    However, economic prospects are unusually uncertain. And downside risks to economic growth remain. This implies that, going forward, the Committee must carefully monitor and assess the effects of ongoing financial and economic developments on the outlook and be prepared to act in a timely manner to address developments that alter the forecast or the risks to it.

  • Richard Fisher My dissenting vote last week was simply a difference of opinion about how far and how fast we might re-spike the monetary punchbowl.

    [ February 7, 2008 ]

    My dissenting vote last week was simply a difference of opinion about how far and how fast we might re-spike the monetary punchbowl. Given that I had yet to see a mitigation in inflation and inflationary expectations from their current high levels, and that I believed the steps we had already taken would be helpful in mitigating the downside risk to growth once they took full effect, I simply did not feel it was the proper time to support additional monetary accommodation.

    I respect the majority view of the committee. I sleep well at night knowing that the collective wisdom of the group is guided by one common goal: the continued prosperity of the American people.

  • Dennis Lockhart In the face of economic weakening, the FOMC acted to avoid a restrictive posture and get rates to a level I believe will support movement toward trend growth by the second half of 2008.

    [ February 7, 2008 ]

    In response to recent economic circumstances, the Federal Open Market Committee (FOMC) acted decisively. Over a period of nine days, from January 22 to January 30, the FOMC lowered the fed funds rate 125 basis points, from 4.25 to 3 percent. Since last August, the committee has dropped the fed funds rate 225 basis points.

    These actions were taken to avert a deep and protracted economic downturn. In the face of economic weakening, the FOMC acted to avoid a restrictive posture and get rates to a level I believe will support movement toward trend growth by the second half of 2008.

  • Charles Plosser I expect growth in the first half of the year to be quite weak, around 1 percent. As conditions in the housing and financial markets begin to stabilize, I expect growth to improve in the second half of the year and to move back to trend, which I estimate is around 2.7 percent, in 2009. Overall, I am now anticipating economic growth in 2008 of near 2 percent. Given the slowdown in economic growth this year, payroll employment will rise more slowly than last year and will remain below trend for much of the year before picking up in 2009.

    [ February 6, 2008 ]
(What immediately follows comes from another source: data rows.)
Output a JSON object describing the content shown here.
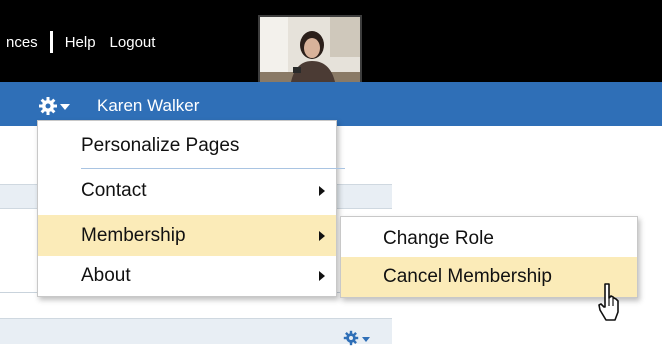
{
  "header": {
    "links": [
      "nces",
      "Help",
      "Logout"
    ]
  },
  "user": {
    "name": "Karen Walker",
    "icon": "gear-icon"
  },
  "menu": {
    "items": [
      {
        "label": "Personalize Pages",
        "has_submenu": false
      },
      {
        "label": "Contact",
        "has_submenu": true
      },
      {
        "label": "Membership",
        "has_submenu": true,
        "active": true
      },
      {
        "label": "About",
        "has_submenu": true
      }
    ]
  },
  "submenu": {
    "items": [
      {
        "label": "Change Role"
      },
      {
        "label": "Cancel Membership",
        "hovered": true
      }
    ]
  },
  "colors": {
    "topbar": "#000000",
    "bluebar": "#2f6fb7",
    "highlight": "#fbebb8"
  }
}
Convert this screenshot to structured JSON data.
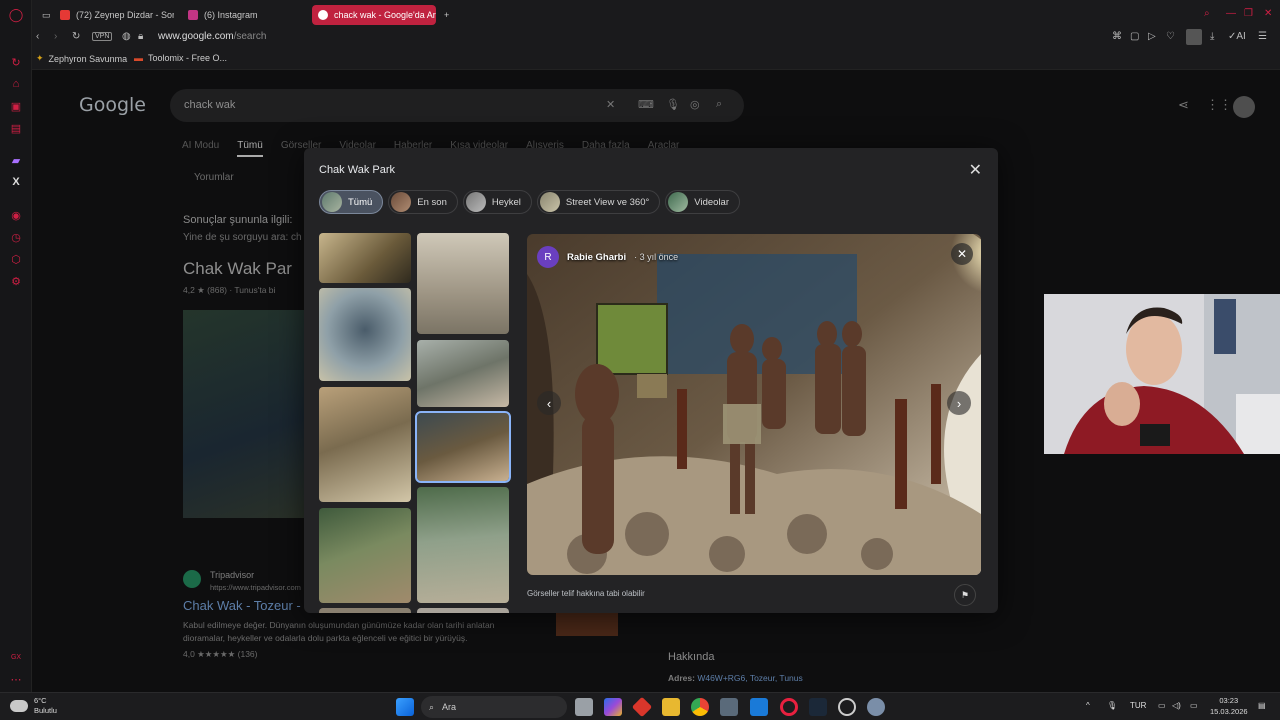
{
  "browser": {
    "tabs": [
      {
        "label": "(72) Zeynep Dizdar - Son",
        "color": "#e53935"
      },
      {
        "label": "(6) Instagram",
        "color": "#c13584"
      },
      {
        "label": "chack wak - Google'da Ar",
        "color": "#ffffff"
      }
    ],
    "new_tab": "+",
    "vpn": "VPN",
    "url_host": "www.google.com",
    "url_path": "/search",
    "ai_label": "AI",
    "bookmarks": [
      {
        "label": "Zephyron Savunma"
      },
      {
        "label": "Toolomix - Free O..."
      }
    ]
  },
  "google": {
    "logo": "Google",
    "query": "chack wak",
    "tabs": [
      "AI Modu",
      "Tümü",
      "Görseller",
      "Videolar",
      "Haberler",
      "Kısa videolar",
      "Alışveriş",
      "Daha fazla",
      "Araçlar"
    ],
    "active_tab": "Tümü",
    "yorumlar": "Yorumlar",
    "did_you_mean": "Sonuçlar şununla ilgili:",
    "search_instead": "Yine de şu sorguyu ara: ch",
    "kp_title": "Chak Wak Par",
    "kp_rating": "4,2 ★  (868) · Tunus'ta bi",
    "result_site": "Tripadvisor",
    "result_url": "https://www.tripadvisor.com",
    "result_title": "Chak Wak - Tozeur -",
    "result_snippet_1": "Kabul edilmeye değer. Dünyanın oluşumundan günümüze kadar olan tarihi anlatan",
    "result_snippet_2": "dioramalar, heykeller ve odalarla dolu parkta eğlenceli ve eğitici bir yürüyüş.",
    "result_rating": "4,0 ★★★★★ (136)",
    "about_title": "Hakkında",
    "address_label": "Adres:",
    "address_value": "W46W+RG6, Tozeur, Tunus"
  },
  "modal": {
    "title": "Chak Wak Park",
    "close": "✕",
    "chips": [
      {
        "label": "Tümü",
        "active": true
      },
      {
        "label": "En son",
        "active": false
      },
      {
        "label": "Heykel",
        "active": false
      },
      {
        "label": "Street View ve 360°",
        "active": false
      },
      {
        "label": "Videolar",
        "active": false
      }
    ],
    "uploader_initial": "R",
    "uploader_name": "Rabie Gharbi",
    "uploader_time": "· 3 yıl önce",
    "prev": "‹",
    "next": "›",
    "copyright": "Görseller telif hakkına tabi olabilir",
    "flag": "⚑"
  },
  "taskbar": {
    "temperature": "6°C",
    "weather": "Bulutlu",
    "search_placeholder": "Ara",
    "language": "TUR",
    "time": "03:23",
    "date": "15.03.2026"
  },
  "colors": {
    "accent": "#c0223f",
    "chip_active": "#4a5260",
    "selected_outline": "#8ab4f8"
  }
}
    The ongoing housing correction and the volatility and uncertainty in the credit markets are significant near-term drags on the economy and I expect growth in the first half of the year to be quite weak, around 1 percent. As conditions in the housing and financial markets begin to stabilize, I expect growth to improve in the second half of the year and to move back to trend, which I estimate is around 2.7 percent, in 2009. Overall, I am now anticipating economic growth in 2008 of near 2 percent.  

    Given the slowdown in economic growth this year, payroll employment will rise more slowly than last year and will remain below trend for much of the year before picking up in 2009. Slower job growth will also lead to an unemployment rate near 5-1/4 percent in 2008, after fluctuating between 4‑1/2 and 5 percent in 2007.  
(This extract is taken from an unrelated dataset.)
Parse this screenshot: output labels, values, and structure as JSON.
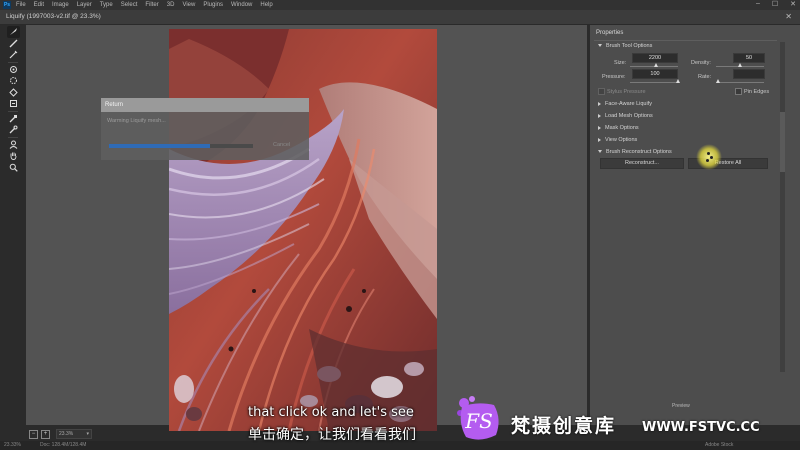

  • Jeffrey Lacker In my view, the prominence of downside risks means that further easing ultimately may be warranted. ... if incoming data is not weaker than expected over the next several months, it's not clear further rate cuts would be warranted.

    [ February 5, 2008 ]

    In my view, the prominence of downside risks means that further easing ultimately may be warranted. My expectation that growth is likely to be sluggish this year figured prominently in my thinking about policy last month, however, so if incoming data is not weaker than expected over the next several months, it's not clear further rate cuts would be warranted.